The problem ->
What do the entries below say? Restate them word for word.

[Data records for software interfaces]
# # #

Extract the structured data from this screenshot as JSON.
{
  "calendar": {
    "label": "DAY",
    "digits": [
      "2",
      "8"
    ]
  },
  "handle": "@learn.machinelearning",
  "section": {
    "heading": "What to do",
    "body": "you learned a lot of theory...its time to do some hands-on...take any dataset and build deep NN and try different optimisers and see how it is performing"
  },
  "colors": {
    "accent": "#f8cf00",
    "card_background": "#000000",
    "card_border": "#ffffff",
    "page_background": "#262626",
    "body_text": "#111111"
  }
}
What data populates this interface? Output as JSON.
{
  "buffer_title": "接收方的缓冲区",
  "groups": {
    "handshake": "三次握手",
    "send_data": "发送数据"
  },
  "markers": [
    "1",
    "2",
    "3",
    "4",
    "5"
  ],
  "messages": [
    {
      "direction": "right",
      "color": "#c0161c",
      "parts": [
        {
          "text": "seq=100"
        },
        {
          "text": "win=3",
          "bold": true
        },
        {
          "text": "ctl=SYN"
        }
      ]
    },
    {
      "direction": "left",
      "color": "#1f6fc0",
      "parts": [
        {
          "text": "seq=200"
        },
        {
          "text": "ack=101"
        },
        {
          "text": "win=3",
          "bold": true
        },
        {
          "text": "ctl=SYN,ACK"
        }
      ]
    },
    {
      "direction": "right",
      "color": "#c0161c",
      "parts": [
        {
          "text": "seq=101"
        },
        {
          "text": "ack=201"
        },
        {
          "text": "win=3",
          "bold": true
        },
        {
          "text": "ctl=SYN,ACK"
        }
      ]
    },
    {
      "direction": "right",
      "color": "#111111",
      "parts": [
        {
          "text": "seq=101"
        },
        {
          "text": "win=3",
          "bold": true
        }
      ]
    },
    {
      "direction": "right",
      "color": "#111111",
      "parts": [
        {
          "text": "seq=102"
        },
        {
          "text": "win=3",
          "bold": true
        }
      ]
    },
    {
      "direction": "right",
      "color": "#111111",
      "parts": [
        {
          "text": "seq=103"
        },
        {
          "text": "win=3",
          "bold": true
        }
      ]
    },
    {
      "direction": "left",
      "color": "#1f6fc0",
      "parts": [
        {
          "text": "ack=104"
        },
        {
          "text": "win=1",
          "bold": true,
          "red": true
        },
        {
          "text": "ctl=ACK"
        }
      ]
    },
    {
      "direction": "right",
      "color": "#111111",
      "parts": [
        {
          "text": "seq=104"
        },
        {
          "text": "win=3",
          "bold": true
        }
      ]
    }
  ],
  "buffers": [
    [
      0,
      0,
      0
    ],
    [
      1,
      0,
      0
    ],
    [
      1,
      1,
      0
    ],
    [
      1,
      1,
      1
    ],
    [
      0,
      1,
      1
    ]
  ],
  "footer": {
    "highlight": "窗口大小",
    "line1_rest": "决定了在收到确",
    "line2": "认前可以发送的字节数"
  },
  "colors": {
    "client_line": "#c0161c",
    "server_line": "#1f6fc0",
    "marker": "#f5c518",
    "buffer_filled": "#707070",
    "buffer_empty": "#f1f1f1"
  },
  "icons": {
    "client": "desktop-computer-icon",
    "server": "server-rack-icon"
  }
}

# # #

Output for this task ->
Extract the structured data from this screenshot as JSON.
{
  "calendar": {
    "label": "DAY",
    "digits": [
      "2",
      "8"
    ]
  },
  "handle": "@learn.machinelearning",
  "section": {
    "heading": "What to do",
    "body": "you learned a lot of theory...its time to do some hands-on...take any dataset and build deep NN and try different optimisers and see how it is performing"
  },
  "colors": {
    "accent": "#f8cf00",
    "card_background": "#000000",
    "card_border": "#ffffff",
    "page_background": "#262626",
    "body_text": "#111111"
  }
}
What data populates this interface? Output as JSON.
{
  "buffer_title": "接收方的缓冲区",
  "groups": {
    "handshake": "三次握手",
    "send_data": "发送数据"
  },
  "markers": [
    "1",
    "2",
    "3",
    "4",
    "5"
  ],
  "messages": [
    {
      "direction": "right",
      "color": "#c0161c",
      "parts": [
        {
          "text": "seq=100"
        },
        {
          "text": "win=3",
          "bold": true
        },
        {
          "text": "ctl=SYN"
        }
      ]
    },
    {
      "direction": "left",
      "color": "#1f6fc0",
      "parts": [
        {
          "text": "seq=200"
        },
        {
          "text": "ack=101"
        },
        {
          "text": "win=3",
          "bold": true
        },
        {
          "text": "ctl=SYN,ACK"
        }
      ]
    },
    {
      "direction": "right",
      "color": "#c0161c",
      "parts": [
        {
          "text": "seq=101"
        },
        {
          "text": "ack=201"
        },
        {
          "text": "win=3",
          "bold": true
        },
        {
          "text": "ctl=SYN,ACK"
        }
      ]
    },
    {
      "direction": "right",
      "color": "#111111",
      "parts": [
        {
          "text": "seq=101"
        },
        {
          "text": "win=3",
          "bold": true
        }
      ]
    },
    {
      "direction": "right",
      "color": "#111111",
      "parts": [
        {
          "text": "seq=102"
        },
        {
          "text": "win=3",
          "bold": true
        }
      ]
    },
    {
      "direction": "right",
      "color": "#111111",
      "parts": [
        {
          "text": "seq=103"
        },
        {
          "text": "win=3",
          "bold": true
        }
      ]
    },
    {
      "direction": "left",
      "color": "#1f6fc0",
      "parts": [
        {
          "text": "ack=104"
        },
        {
          "text": "win=1",
          "bold": true,
          "red": true
        },
        {
          "text": "ctl=ACK"
        }
      ]
    },
    {
      "direction": "right",
      "color": "#111111",
      "parts": [
        {
          "text": "seq=104"
        },
        {
          "text": "win=3",
          "bold": true
        }
      ]
    }
  ],
  "buffers": [
    [
      0,
      0,
      0
    ],
    [
      1,
      0,
      0
    ],
    [
      1,
      1,
      0
    ],
    [
      1,
      1,
      1
    ],
    [
      0,
      1,
      1
    ]
  ],
  "footer": {
    "highlight": "窗口大小",
    "line1_rest": "决定了在收到确",
    "line2": "认前可以发送的字节数"
  },
  "colors": {
    "client_line": "#c0161c",
    "server_line": "#1f6fc0",
    "marker": "#f5c518",
    "buffer_filled": "#707070",
    "buffer_empty": "#f1f1f1"
  },
  "icons": {
    "client": "desktop-computer-icon",
    "server": "server-rack-icon"
  }
}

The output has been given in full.